WORK TO COMPLETE - In the data below, which lines hold the word "true"? Copy them.

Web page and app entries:
========

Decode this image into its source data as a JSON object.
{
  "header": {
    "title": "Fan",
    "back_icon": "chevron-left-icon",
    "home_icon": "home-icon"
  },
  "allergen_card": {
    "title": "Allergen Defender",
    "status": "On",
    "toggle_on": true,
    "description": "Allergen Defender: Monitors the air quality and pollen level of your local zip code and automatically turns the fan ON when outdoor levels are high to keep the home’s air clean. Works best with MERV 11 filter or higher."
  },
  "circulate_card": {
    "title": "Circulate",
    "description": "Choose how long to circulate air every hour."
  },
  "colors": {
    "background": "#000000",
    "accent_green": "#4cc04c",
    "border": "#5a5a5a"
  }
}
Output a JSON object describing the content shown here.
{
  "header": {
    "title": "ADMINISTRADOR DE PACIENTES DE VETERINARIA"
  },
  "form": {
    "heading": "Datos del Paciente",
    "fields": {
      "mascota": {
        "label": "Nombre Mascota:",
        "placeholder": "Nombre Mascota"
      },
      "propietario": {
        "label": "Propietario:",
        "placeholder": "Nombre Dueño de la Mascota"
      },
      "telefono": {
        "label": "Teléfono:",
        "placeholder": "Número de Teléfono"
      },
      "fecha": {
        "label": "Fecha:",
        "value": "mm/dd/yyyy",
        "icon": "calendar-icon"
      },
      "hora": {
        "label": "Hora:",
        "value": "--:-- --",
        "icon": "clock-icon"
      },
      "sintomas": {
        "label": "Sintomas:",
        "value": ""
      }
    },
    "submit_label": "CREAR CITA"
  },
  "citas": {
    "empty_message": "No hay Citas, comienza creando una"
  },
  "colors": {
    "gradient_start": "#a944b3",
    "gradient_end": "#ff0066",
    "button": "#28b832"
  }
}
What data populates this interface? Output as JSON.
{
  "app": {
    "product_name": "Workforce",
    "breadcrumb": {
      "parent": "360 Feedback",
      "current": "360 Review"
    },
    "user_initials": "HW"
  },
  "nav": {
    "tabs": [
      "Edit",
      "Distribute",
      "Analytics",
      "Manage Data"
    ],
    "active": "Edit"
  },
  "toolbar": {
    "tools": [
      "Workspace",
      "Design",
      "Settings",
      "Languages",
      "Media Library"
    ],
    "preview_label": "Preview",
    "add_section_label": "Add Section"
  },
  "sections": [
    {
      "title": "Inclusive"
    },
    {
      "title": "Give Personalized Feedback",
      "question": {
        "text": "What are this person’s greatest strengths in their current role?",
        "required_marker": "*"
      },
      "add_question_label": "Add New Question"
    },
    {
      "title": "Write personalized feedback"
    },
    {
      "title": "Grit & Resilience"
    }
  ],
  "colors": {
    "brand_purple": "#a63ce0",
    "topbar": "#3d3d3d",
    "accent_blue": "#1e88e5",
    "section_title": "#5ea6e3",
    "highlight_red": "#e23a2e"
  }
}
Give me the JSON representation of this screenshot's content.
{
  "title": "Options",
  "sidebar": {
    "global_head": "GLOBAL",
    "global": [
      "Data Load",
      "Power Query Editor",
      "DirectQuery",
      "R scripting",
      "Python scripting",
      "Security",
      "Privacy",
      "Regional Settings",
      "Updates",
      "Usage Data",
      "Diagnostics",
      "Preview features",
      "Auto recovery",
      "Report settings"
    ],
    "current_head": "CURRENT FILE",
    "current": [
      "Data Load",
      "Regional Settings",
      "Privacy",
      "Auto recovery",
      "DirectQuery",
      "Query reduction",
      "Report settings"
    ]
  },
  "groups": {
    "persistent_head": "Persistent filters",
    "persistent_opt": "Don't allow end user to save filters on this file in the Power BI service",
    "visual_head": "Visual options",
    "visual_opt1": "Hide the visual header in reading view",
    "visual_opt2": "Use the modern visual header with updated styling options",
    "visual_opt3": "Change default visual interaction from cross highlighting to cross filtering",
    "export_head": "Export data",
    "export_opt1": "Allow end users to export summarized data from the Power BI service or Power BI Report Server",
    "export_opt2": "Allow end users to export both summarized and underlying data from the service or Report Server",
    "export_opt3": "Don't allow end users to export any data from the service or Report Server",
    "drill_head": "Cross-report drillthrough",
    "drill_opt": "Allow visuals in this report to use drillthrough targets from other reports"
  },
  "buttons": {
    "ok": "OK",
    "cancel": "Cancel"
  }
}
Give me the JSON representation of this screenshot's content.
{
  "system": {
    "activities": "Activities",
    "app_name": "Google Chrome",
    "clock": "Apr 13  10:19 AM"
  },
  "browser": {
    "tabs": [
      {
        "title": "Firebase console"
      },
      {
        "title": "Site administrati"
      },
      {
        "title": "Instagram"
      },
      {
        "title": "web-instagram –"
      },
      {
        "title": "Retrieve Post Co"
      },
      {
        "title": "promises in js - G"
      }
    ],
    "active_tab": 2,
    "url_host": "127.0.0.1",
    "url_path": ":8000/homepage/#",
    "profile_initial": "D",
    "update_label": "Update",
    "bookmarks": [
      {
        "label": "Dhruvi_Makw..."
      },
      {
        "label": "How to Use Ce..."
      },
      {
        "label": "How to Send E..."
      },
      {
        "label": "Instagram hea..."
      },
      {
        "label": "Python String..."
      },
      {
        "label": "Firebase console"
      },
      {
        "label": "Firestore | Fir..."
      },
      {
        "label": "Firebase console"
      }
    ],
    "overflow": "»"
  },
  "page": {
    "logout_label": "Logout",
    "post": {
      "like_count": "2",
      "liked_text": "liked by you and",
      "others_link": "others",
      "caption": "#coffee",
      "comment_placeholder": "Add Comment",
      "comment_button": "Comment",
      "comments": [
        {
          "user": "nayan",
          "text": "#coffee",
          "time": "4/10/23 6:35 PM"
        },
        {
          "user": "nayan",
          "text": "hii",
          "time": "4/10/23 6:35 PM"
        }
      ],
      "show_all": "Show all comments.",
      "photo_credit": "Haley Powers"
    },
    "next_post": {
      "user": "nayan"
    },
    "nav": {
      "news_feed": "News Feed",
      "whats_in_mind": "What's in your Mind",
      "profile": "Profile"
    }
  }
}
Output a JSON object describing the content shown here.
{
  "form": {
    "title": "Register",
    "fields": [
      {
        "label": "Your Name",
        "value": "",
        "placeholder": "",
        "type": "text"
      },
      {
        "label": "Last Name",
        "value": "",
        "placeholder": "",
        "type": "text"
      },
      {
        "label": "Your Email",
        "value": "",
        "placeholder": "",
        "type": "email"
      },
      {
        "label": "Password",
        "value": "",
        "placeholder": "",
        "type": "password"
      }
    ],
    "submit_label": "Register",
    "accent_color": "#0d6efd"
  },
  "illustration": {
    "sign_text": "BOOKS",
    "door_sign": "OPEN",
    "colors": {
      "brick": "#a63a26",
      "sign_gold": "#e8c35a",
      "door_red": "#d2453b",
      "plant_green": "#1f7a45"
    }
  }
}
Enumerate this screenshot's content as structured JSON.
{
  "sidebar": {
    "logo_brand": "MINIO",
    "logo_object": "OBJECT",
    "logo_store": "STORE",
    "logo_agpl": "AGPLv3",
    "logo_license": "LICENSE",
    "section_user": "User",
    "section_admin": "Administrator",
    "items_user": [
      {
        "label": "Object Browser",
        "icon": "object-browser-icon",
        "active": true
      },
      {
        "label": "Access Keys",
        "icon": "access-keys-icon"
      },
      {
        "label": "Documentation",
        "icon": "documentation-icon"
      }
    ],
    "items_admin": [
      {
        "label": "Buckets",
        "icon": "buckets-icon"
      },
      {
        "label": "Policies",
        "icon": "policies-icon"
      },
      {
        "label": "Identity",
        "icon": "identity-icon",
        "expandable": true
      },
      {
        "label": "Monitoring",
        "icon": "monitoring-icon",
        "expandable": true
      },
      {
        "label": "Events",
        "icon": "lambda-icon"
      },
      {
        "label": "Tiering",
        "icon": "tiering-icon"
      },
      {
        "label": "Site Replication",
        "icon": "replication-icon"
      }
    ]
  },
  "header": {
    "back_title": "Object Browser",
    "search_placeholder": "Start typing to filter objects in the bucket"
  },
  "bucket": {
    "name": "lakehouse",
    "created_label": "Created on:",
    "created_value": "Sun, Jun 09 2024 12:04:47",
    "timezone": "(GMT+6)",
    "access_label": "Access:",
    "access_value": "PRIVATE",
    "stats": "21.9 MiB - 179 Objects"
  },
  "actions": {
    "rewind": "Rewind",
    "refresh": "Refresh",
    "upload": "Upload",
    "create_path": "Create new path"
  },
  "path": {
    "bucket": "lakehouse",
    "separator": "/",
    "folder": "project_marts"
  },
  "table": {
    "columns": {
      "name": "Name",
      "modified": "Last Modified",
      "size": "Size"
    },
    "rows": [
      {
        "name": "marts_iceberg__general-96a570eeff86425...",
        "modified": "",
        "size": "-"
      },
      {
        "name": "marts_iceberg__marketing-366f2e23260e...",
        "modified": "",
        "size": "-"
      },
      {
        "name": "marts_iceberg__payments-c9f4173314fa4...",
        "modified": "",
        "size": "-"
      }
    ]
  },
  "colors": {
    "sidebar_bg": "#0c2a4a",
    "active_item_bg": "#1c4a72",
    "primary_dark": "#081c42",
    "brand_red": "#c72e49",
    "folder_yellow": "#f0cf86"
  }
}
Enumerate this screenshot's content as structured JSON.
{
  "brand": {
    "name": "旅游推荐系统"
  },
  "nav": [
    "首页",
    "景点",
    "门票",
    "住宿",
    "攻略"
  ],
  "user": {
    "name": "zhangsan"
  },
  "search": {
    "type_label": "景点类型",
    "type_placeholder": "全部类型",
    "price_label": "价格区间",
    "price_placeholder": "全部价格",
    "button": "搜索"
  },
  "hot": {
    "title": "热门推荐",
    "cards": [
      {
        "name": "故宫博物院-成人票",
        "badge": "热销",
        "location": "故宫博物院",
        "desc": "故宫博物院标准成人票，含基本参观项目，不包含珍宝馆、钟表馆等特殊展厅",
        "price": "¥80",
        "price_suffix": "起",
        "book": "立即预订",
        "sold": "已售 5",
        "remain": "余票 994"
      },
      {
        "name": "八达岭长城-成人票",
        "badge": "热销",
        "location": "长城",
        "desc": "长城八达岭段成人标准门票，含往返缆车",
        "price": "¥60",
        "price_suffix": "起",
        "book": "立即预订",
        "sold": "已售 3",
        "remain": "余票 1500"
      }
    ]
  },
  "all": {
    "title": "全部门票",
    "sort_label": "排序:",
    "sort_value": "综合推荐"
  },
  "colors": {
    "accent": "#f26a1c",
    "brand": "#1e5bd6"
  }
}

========

EXERCISE ANSWER -
    "toggle_on": true,
        "active": true
        "expandable": true
        "expandable": true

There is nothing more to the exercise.